◆ AIM OF THE EXERCISE
Where does the word "false" appear in the data? Copy every line that holds it.

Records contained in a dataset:
[Start of section]

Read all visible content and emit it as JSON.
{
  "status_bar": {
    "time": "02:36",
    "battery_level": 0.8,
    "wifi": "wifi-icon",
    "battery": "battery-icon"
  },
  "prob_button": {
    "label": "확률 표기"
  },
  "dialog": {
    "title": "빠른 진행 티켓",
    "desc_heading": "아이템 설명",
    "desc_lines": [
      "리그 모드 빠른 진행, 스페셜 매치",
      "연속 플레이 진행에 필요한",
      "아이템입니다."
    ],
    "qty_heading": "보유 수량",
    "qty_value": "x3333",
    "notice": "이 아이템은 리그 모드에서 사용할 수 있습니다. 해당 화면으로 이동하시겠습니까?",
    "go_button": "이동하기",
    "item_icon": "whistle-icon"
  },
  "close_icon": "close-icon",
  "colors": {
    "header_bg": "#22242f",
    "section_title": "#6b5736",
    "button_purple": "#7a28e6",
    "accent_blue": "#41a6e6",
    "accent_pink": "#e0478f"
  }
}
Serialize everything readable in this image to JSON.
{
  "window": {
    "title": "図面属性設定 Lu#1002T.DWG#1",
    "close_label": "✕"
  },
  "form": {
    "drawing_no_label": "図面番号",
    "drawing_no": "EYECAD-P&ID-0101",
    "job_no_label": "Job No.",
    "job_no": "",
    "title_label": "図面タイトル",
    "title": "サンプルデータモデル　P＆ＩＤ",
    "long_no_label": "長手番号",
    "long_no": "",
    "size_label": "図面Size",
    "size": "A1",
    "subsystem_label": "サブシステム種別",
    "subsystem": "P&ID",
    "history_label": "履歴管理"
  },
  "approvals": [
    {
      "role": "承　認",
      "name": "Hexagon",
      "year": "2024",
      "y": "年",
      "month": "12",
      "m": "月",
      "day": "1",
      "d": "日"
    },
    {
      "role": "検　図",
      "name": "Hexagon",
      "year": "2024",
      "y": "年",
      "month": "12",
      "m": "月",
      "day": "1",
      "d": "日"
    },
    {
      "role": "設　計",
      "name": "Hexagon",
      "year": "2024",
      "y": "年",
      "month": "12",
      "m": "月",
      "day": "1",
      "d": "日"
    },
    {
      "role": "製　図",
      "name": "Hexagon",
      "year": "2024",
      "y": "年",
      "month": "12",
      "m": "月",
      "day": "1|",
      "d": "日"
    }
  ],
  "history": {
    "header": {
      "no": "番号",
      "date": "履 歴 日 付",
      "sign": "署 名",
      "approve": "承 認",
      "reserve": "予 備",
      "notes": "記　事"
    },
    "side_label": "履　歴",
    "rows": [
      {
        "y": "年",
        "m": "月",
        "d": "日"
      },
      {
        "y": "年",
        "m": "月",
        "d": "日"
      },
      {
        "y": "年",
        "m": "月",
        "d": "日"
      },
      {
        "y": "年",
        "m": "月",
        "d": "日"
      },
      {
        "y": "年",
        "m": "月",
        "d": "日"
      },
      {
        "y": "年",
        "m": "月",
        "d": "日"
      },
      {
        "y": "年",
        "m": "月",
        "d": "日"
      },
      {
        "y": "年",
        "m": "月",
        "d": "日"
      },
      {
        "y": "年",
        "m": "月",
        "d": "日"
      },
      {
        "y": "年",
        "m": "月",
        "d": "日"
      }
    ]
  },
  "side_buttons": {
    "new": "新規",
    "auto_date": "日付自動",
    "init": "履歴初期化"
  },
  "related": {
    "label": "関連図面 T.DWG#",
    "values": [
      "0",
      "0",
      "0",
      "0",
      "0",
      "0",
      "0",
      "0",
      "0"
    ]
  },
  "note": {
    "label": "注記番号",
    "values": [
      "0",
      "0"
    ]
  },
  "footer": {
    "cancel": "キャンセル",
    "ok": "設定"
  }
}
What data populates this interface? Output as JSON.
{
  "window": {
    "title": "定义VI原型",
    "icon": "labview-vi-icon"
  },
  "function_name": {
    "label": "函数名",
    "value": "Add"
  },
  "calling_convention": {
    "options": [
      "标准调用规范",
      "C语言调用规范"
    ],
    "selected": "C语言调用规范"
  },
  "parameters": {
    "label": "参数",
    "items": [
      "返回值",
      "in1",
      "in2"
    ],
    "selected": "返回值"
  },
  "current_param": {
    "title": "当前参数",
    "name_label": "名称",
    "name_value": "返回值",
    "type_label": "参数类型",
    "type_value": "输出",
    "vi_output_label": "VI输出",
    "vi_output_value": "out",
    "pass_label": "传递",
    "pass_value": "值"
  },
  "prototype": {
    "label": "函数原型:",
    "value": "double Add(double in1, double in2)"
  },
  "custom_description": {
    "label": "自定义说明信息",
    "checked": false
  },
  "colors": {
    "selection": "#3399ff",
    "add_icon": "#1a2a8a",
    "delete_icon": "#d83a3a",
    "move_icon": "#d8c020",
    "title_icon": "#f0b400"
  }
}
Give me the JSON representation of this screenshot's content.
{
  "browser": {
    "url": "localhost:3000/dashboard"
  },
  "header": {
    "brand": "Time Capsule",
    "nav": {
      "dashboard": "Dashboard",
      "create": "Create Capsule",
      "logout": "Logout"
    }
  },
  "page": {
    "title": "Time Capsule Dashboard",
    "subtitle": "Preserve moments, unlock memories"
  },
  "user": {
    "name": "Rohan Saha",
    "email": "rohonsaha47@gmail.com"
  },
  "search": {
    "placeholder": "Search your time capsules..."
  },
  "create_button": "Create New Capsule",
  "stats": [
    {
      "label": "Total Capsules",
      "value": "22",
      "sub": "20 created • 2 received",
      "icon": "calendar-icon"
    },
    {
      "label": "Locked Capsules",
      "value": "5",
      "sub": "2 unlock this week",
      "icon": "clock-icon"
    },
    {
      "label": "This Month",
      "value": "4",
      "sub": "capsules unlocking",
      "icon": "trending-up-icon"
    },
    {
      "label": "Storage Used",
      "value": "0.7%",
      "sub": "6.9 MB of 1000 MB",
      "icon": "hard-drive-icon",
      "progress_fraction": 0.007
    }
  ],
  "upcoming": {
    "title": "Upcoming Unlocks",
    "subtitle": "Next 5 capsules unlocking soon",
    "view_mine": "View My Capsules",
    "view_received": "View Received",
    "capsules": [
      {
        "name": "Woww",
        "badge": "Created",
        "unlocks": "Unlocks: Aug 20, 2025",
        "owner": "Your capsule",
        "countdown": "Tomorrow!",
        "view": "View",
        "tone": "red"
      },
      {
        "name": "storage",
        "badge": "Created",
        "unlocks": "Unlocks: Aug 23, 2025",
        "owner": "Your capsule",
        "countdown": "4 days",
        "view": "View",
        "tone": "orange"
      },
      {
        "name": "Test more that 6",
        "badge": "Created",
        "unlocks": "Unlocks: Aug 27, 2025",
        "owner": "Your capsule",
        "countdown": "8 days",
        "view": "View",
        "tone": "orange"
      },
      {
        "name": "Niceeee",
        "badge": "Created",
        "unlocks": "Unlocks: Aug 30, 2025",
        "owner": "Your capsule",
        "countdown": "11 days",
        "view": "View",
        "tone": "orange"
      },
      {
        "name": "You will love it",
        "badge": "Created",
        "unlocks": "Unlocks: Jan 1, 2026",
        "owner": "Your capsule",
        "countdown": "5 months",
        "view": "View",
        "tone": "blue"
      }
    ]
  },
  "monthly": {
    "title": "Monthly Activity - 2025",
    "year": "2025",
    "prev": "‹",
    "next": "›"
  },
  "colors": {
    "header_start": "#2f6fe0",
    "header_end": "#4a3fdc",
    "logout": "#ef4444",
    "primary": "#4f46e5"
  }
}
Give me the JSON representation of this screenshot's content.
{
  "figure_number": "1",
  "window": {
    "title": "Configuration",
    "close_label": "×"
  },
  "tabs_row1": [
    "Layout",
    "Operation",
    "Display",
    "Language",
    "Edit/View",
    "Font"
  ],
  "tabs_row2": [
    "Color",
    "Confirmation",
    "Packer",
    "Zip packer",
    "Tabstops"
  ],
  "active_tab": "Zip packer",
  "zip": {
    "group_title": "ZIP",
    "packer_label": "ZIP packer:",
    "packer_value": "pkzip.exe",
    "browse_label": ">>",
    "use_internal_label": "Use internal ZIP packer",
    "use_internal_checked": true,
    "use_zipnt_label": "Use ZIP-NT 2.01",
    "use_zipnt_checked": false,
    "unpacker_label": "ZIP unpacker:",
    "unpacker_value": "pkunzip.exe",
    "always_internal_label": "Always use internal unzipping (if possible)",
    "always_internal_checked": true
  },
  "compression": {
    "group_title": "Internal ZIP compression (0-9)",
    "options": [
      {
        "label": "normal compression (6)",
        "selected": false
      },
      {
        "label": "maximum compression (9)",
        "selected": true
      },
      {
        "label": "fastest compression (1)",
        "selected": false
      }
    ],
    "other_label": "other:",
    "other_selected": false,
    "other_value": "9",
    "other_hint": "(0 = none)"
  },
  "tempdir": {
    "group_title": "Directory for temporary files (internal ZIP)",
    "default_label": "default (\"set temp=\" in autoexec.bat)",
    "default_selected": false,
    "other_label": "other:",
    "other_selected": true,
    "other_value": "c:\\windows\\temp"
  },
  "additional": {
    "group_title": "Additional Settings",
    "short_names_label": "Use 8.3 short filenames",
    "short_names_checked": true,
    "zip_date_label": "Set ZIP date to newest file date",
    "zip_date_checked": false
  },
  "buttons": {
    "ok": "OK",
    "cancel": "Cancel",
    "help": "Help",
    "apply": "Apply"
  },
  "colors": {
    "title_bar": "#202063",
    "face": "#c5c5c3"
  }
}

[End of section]

◆ RESULT
    "checked": false
    "use_zipnt_checked": false,
        "selected": false
        "selected": false
    "other_selected": false,
    "default_selected": false,
    "zip_date_checked": false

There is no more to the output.